In yesterday's post, I referred to Mitch McConnell's attempt to return to the "repeal-and-delay" strategy as an attempt to sell a dead parrot, like Michael Palin in Monty Python. Let's just watch that whole sketch, shall we?
Today, we are all an exasperated John Cleese as Donald Trump tries to tell us that repeal-and-replace isn't dead, it's just sleeping, has lovely plumage, etc.
Yesterday's meeting was just surreal, but rather than comment on the meeting itself, I'll comment on the political science implications.
Presidents have few legislative powers. They have the veto, but mostly they have the informal power to set the agenda broadly. When presidents talk about an issue, that is the issue that Congress addresses, generally. See, for example, the work of George Edwards (I often assign a nice little piece he did with Andrew Barrett in an edited volume called Polarized Politics). If a president tries to get Congress to focus on a set of issues, those are the issues that Congress will address, all other things being equal, particularly if the president's party controls Congress. That doesn't mean Congress will pass anything-- it just means that is how they will focus.
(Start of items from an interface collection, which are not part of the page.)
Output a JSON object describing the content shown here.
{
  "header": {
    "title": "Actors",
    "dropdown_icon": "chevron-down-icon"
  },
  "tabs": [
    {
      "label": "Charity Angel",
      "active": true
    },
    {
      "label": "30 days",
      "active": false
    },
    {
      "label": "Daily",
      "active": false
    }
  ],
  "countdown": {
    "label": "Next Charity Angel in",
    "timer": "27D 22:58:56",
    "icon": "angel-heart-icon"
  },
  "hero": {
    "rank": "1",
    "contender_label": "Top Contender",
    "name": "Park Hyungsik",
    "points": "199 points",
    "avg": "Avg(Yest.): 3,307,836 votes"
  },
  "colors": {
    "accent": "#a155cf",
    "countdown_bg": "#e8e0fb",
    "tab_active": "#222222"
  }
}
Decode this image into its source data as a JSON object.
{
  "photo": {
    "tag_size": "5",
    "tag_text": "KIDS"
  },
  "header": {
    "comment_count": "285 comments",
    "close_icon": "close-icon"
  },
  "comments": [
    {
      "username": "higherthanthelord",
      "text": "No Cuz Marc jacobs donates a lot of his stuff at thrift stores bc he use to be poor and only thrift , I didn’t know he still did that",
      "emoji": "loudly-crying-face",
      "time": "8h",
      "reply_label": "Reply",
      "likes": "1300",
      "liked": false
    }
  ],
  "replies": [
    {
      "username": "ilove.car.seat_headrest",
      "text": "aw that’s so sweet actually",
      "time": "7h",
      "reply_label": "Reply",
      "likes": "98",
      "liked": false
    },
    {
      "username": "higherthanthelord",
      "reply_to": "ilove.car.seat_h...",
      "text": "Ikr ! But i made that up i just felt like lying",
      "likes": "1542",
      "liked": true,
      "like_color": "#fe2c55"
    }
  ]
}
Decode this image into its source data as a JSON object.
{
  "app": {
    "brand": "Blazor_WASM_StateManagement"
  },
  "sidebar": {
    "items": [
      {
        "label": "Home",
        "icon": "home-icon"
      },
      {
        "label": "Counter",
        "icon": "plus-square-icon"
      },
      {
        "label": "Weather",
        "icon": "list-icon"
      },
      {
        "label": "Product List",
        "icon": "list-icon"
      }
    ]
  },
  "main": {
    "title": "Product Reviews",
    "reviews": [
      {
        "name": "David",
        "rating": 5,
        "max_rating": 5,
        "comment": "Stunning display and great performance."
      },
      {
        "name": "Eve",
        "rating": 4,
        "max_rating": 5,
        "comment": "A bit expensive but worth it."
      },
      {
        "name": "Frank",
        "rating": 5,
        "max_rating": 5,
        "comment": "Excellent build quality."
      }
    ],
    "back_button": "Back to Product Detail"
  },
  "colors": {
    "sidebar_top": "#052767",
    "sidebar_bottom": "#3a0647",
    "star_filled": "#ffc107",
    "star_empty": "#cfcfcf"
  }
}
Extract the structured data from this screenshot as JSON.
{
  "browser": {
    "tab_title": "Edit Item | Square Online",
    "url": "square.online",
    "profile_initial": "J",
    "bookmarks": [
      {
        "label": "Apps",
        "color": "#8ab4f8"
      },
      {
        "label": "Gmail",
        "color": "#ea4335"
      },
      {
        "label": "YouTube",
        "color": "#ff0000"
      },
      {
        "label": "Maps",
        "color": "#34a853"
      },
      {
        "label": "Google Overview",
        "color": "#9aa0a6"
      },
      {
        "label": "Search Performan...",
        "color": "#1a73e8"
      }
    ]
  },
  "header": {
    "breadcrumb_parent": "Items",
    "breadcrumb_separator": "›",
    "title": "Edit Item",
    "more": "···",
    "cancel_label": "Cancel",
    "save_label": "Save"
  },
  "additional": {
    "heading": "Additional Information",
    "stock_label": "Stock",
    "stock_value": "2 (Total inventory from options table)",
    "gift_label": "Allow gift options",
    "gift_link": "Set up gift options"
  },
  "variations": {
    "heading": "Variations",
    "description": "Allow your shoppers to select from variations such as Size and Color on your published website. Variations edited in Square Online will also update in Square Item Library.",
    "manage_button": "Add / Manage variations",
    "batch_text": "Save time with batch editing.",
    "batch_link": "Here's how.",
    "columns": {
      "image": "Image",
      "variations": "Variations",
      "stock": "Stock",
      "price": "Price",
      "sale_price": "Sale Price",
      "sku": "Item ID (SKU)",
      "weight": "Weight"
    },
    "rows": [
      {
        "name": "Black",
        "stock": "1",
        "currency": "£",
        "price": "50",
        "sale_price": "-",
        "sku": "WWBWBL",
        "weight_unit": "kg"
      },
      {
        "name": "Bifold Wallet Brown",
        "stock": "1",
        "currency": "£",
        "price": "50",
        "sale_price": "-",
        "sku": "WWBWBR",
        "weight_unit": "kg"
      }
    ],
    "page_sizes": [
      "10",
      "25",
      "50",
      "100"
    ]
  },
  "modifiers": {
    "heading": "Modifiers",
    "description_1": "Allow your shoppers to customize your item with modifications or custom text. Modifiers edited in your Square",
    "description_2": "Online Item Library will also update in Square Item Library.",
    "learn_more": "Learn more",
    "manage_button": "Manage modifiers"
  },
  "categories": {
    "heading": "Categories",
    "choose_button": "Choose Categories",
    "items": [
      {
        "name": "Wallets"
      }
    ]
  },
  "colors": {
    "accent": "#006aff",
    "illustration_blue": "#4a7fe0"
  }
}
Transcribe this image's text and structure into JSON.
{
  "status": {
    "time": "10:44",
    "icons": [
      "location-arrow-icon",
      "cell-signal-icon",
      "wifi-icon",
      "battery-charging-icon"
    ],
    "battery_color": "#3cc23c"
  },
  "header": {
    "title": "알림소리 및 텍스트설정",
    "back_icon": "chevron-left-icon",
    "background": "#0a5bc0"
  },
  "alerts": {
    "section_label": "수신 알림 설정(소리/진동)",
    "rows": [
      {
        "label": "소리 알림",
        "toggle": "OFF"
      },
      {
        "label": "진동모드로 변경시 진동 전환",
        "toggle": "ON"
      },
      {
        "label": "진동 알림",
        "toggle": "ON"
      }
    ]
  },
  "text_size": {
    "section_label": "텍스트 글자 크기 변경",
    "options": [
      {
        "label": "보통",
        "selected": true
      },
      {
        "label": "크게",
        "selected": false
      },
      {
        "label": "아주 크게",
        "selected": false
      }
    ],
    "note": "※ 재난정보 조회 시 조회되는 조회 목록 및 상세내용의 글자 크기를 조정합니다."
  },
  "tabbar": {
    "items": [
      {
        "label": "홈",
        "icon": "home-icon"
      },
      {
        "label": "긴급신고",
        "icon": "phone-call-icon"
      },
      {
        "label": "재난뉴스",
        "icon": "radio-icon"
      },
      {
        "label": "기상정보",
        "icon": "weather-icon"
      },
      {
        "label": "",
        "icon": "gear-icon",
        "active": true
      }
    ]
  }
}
So, a couple of things to consider. First, can Trump focus? The man is not known for his ability to focus. After all, he flips back and forth from day to day on whether he is going to keep working on healthcare or try to sabotage it. That's not a good way to motivate Congress... What do we expect? This is Trump-- the most incompetent person ever to occupy the Oval Office. Second, given that Republicans' healthcare efforts are a dead parrot, what do they sacrifice by continuing to focus on healthcare rather than, say, taxes, as Paul Ryan says the House will now start to address? Keep in mind, the chances of true tax reform are zero, but they can get tax cuts done. I'll come back to that, but this is important, given time constraints. It is July. The midterm election is in 16 months. The clock is ticking. Finally, even if Trump tries to get Congress to keep working on healthcare because he is embarrassed about losing, will they abide, or shut him down, further embarrassing him? Some in the Senate clearly see what is going on, but the fact that McConnell dredged back up the repeal-and-delay idea shows that there's some serious brain atrophy in the party.
Anyway, those are just some questions to keep in mind.